Chazal (Bava Basra 16b) teach that the fateful day that Eisav returned exhausted and famished from the field was actually the day that Avraham Avinu had died. Eisav was exhausted from committing five sins: He violated a naarah ha’merasa, betrothed woman; murdered a fellow human; apostatized himself, denied the Resurrection of the Dead; and eschewed the bechorah, birthright. It is enigmatic that spurning the birthright (and all that it implies) is included among Eisav’s egregious behavior. The first four are hard-core sins for which one is liable for the death penalty. Repudiating the birthright is a serious infraction, but is it on even keel with the other sins? It may be likened to one who mass murders, commits immoral acts, denies the presence of the Creator, and does not seem to care about the Torah. Clearly, these are not related to one another. Furthermore, the first four sins are derived from the Torah’s use of the word ayeif, exhausted, and sadeh, field. They are not written explicitly – only thorough allusion. Eisav’s last sin, that of spurning the birthright and denigrating his holy service to Hashem, is written explicitly, Vayivez Eisav es ha’bechorah. This last sin is the least severe of Eisav’s spiritual breaches. Yet, it is underscored, while the others are not.
Apparently, the sin of dismissing the bechorah and all that it represents is the root cause of the other sins. How is this? Horav Avraham Yitzchak Bloch, zl, explains that, since Eisav was raised and educated in a Patriarchal home, under the tutelage of both Avraham Avinu and Yitzchak Avinu, he was well aware of right and wrong. He was acutely aware of the gravity of committing such sins as apostasy, denying Techiyas HaMeisim, murder and immoral behavior. Thus, with regard to these insurrections, he had an excuse: he had fallen under the spell of the yetzer hora, evil inclination. He had lost control, so that he deviated from the path of the righteous.
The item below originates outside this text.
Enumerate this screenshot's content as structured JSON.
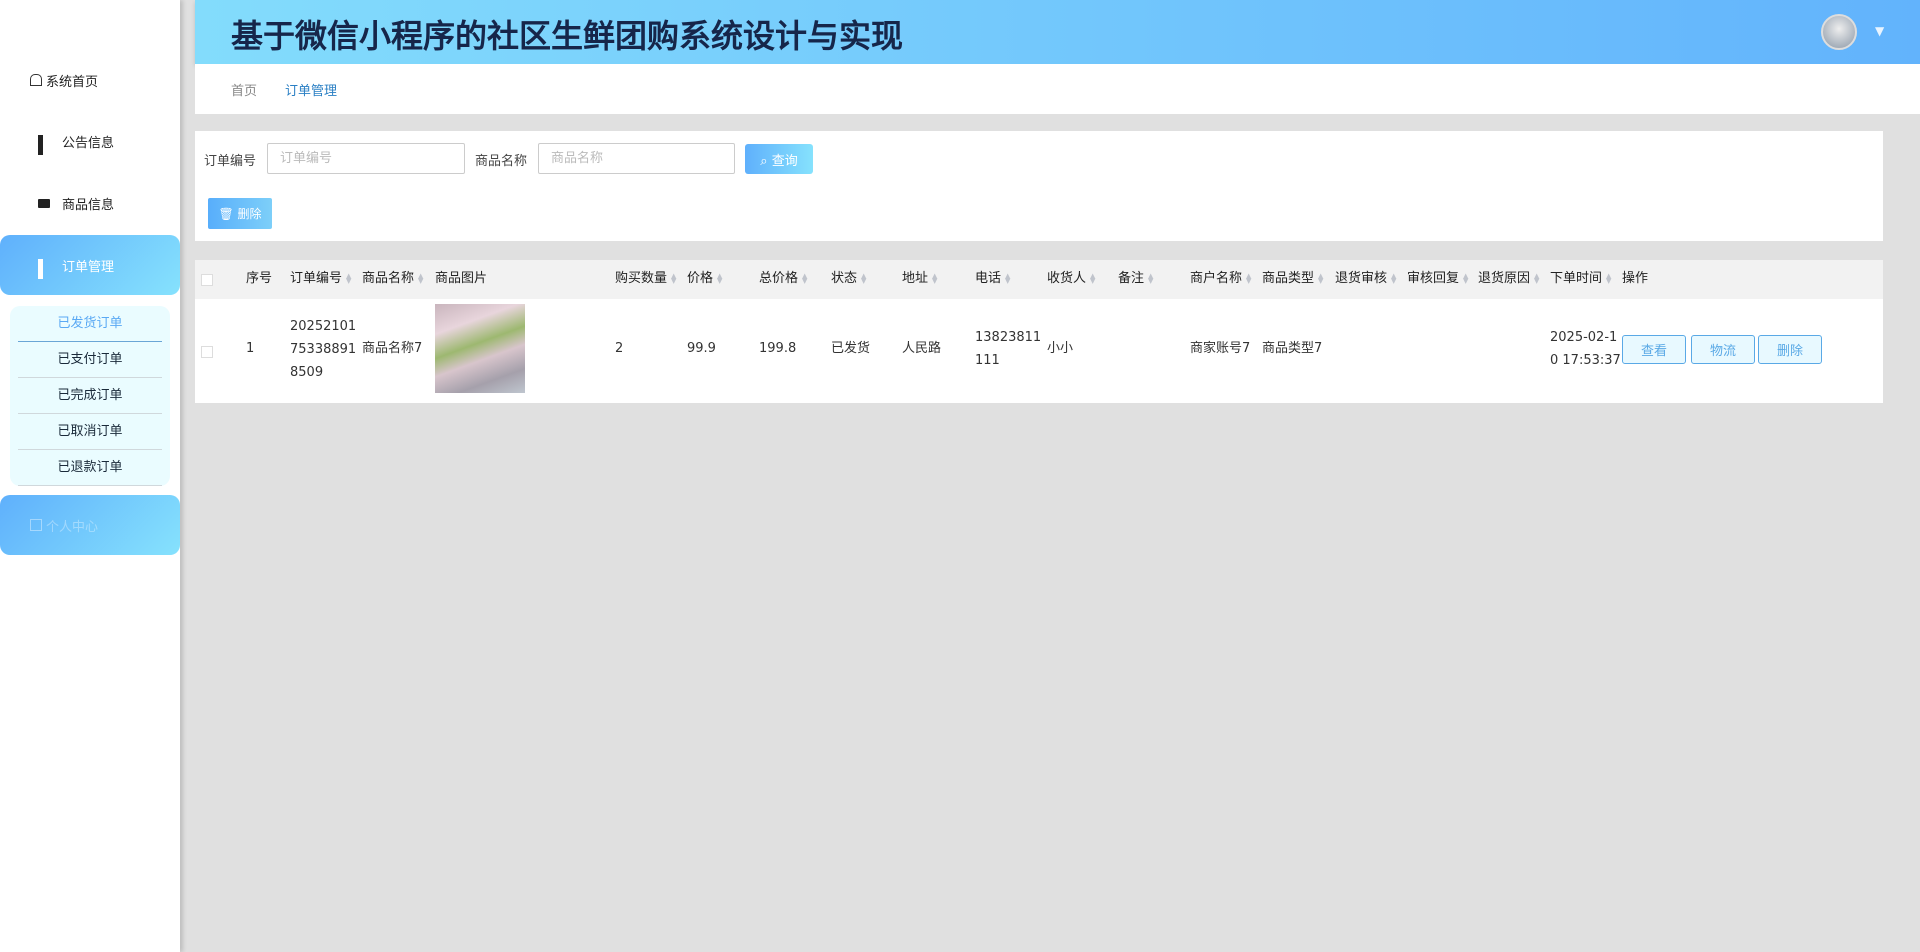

These sins, although very grave, were not yet a clear indication of Eisav’s true spiritual deficiency. He had excuses. Concerning disgracing the birthright, however, he had no excuse other than he was an immoral, uncouth, deviate, whose odious behavior was representative of his perverse character. Thus, when he instructed Yaakov to pour down the red stuff, he was acting true to his nature: like a contemptible and vulgar person who was more animal than human.